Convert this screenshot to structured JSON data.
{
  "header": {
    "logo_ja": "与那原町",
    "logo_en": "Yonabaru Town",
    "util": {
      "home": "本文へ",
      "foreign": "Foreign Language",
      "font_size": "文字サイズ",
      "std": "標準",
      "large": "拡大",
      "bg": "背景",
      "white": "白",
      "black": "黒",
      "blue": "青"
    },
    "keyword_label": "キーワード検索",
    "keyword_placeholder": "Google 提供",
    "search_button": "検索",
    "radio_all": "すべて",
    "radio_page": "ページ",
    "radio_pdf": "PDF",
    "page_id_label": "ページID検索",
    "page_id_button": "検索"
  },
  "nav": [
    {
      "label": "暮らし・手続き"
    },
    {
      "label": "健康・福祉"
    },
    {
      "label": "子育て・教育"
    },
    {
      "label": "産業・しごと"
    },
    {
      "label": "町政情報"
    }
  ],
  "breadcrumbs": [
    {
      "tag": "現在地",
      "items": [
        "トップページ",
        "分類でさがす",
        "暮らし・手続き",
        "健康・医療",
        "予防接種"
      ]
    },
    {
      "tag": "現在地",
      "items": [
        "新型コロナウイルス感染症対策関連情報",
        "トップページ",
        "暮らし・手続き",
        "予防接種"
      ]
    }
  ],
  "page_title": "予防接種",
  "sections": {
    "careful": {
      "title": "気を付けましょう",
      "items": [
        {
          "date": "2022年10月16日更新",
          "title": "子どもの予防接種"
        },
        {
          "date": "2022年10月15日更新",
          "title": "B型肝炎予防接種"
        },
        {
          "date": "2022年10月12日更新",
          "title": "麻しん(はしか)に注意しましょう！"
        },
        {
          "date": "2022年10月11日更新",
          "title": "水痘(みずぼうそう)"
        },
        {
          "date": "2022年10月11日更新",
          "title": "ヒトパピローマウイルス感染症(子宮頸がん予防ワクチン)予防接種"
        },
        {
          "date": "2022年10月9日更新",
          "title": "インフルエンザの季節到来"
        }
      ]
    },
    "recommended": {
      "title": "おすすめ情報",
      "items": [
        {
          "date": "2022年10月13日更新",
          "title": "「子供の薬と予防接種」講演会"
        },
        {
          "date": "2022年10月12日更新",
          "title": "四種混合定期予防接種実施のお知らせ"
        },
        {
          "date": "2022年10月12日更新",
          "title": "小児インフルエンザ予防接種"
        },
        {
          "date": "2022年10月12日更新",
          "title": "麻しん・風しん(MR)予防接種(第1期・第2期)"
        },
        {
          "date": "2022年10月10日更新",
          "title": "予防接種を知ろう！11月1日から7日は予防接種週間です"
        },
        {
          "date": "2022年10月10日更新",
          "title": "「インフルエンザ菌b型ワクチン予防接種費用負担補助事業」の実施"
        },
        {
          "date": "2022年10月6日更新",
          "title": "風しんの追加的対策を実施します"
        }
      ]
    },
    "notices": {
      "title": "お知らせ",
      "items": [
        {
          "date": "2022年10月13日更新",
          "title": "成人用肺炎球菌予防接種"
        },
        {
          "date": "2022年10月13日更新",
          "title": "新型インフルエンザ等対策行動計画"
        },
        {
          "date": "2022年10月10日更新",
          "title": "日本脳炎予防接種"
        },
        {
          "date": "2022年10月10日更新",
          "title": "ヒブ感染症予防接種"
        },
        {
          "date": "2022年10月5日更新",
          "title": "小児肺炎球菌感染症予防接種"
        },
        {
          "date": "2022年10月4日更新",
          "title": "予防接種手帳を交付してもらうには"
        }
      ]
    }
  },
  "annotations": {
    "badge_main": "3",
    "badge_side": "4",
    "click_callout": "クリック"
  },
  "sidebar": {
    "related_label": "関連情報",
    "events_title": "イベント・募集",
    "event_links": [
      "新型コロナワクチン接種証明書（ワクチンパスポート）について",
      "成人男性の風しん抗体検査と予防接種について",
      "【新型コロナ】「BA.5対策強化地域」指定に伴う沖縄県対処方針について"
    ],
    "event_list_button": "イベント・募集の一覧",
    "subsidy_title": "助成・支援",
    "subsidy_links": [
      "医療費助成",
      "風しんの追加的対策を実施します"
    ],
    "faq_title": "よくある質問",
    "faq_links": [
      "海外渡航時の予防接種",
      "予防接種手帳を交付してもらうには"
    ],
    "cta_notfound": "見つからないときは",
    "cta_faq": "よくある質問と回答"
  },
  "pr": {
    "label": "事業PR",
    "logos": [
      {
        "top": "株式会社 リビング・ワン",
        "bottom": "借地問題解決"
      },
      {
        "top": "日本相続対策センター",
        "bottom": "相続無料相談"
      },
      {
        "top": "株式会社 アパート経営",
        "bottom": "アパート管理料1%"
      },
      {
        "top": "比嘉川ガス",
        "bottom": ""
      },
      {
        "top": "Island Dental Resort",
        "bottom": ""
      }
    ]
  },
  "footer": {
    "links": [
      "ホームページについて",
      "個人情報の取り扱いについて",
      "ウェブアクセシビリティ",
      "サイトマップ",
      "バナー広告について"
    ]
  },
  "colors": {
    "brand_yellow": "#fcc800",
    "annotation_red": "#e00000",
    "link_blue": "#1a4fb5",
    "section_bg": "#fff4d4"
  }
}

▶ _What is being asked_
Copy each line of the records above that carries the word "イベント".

▶ _Answer box_
    "events_title": "イベント・募集",
    "event_list_button": "イベント・募集の一覧",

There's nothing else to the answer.